Initial DreadRunning: When my alarm blares at 5:00 a.m. Revising: When CP/agent notes arrive in my inbox. Emotions Experienced: Fear, trepidation, curiosity. Duration: Until the running/revising actually begins.

False HighRunning: The first mile or so (my first mile is downhill, so I’m usually feeling extra good). Revising: The beginnings of brainstorming–oh, this is so doable! Emotions Experienced: Bogus confidence, excitement, naivety. Duration: Until the first challenge (uphill climb, plot hole) surfaces.

Slogging (A Technical Term)Running: Mile two, when my feet are dragging and my breath is stilted. Revising: Picking through my manuscript, muddling through the easy stuff, avoiding the big (read: HARD) changes because my objectives still aren’t quite solidified. Emotions Experienced: Uncertainty, avoidance, inability to focus. Duration: Varies, but hopefully not too long. Can often be cured by chocolate/coffee/and, um… running.

Setting A PaceRunning: Miles three and four, when I stop thinking about how hard running is and start thinking about how lucky I am to be able to do it. Revising: When the changes start to make sense and a picture of what the manuscript could be begins to take shape. Emotions Experienced: Belief that maybe it can be done, renewed motivation. Duration: Until that BIG hurdle arises–you know the one. The hurdle that seems impossible to clear and makes you want to collapse on the sidewalk (running), or throw your computer through a window (revising).

I’ll-Never-Finish RutRunning: Mile five, when my knees start to hurt and the sun starts to rise and I’m hot and sweaty and feeling sorry for myself. Revising: When my manuscript is so torn up it’s unrecognizable. It seems impossible to piece into something even loosely resembling a story. (This, too, is usually the point at which one of my friends gets an agent or a book deal or an amazing review and, while I’m thrilled for them, I’m also indulging in a secret pity party.) Emotions Experienced: Terror, misgiving, mild insanity. Duration: Capable of breaking off the weak, but ushing through is imperative, otherwise I might never…

Find My StrideRunning: Miles six and seven, when I fall into the workout. This, for me, is the best part–when I feel like a real runner. Revising: When I find my groove and get into my zone, this is when I’m at my happiest and most productive. I somehow find a way to make my manuscript and my characters fit back together and it’s magical–I feel like a real writer!  Emotions Experienced: Acceptance, contentment, gratification. Duration: Until the final push.
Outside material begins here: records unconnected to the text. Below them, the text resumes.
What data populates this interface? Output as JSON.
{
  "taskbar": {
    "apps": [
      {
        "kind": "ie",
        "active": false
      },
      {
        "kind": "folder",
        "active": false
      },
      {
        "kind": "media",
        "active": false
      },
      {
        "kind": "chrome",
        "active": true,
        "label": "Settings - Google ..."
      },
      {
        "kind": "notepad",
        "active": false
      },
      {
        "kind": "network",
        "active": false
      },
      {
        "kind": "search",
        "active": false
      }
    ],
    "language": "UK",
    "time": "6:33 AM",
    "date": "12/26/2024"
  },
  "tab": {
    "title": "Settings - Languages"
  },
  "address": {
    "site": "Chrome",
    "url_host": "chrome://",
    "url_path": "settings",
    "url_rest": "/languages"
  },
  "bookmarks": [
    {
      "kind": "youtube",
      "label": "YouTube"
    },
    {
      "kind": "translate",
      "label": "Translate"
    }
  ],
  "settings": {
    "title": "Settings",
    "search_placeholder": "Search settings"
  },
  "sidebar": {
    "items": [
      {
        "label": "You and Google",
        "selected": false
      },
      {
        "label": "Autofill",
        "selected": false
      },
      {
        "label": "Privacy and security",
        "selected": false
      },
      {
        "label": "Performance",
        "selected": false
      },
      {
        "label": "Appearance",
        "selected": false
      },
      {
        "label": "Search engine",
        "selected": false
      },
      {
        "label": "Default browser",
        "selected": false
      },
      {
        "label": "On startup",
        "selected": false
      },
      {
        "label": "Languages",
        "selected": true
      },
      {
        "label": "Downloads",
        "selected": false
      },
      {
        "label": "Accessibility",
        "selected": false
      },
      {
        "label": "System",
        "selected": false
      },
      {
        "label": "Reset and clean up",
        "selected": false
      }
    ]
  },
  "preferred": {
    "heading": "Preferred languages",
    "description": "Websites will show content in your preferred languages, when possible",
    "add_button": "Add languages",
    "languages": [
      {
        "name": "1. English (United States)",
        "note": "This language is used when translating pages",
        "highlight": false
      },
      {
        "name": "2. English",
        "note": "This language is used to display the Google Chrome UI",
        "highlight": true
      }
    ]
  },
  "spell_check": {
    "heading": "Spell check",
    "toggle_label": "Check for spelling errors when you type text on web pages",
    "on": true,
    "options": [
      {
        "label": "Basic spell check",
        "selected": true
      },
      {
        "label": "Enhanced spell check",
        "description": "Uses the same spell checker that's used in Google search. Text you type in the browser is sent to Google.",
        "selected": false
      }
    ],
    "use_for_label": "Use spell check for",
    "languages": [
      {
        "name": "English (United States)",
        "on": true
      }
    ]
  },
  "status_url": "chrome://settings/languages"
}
Home StretchRunning: My home stretch is a long series of stairs that lead up  to my neighborhood, so yeah… It’s tough. But the end is in sight, so I always know I’ll make it. Revising: Plugging those final holes, checking for continuity, reassessing character arcs and word choices and sentence structure. Tedious, but totally doable. Emotions Experienced: Exhilaration, anticipation… There’s a light at the end of the tunnel! Duration: Right through to the end.

Victory! – Running: The cool down, the cold glass of water, the hot shower. Revising: The final read-through, and that spine-tingling excitement that comes with emailing a finished draft to CPs/betas/my agent. Emotions Experienced: Pride, delight, and nerves at getting to do it all over again sometime down the road. Duration: Until that next run, or that next revision.

Tell me: Do you experience similar highs and lows when revising? How do you deal?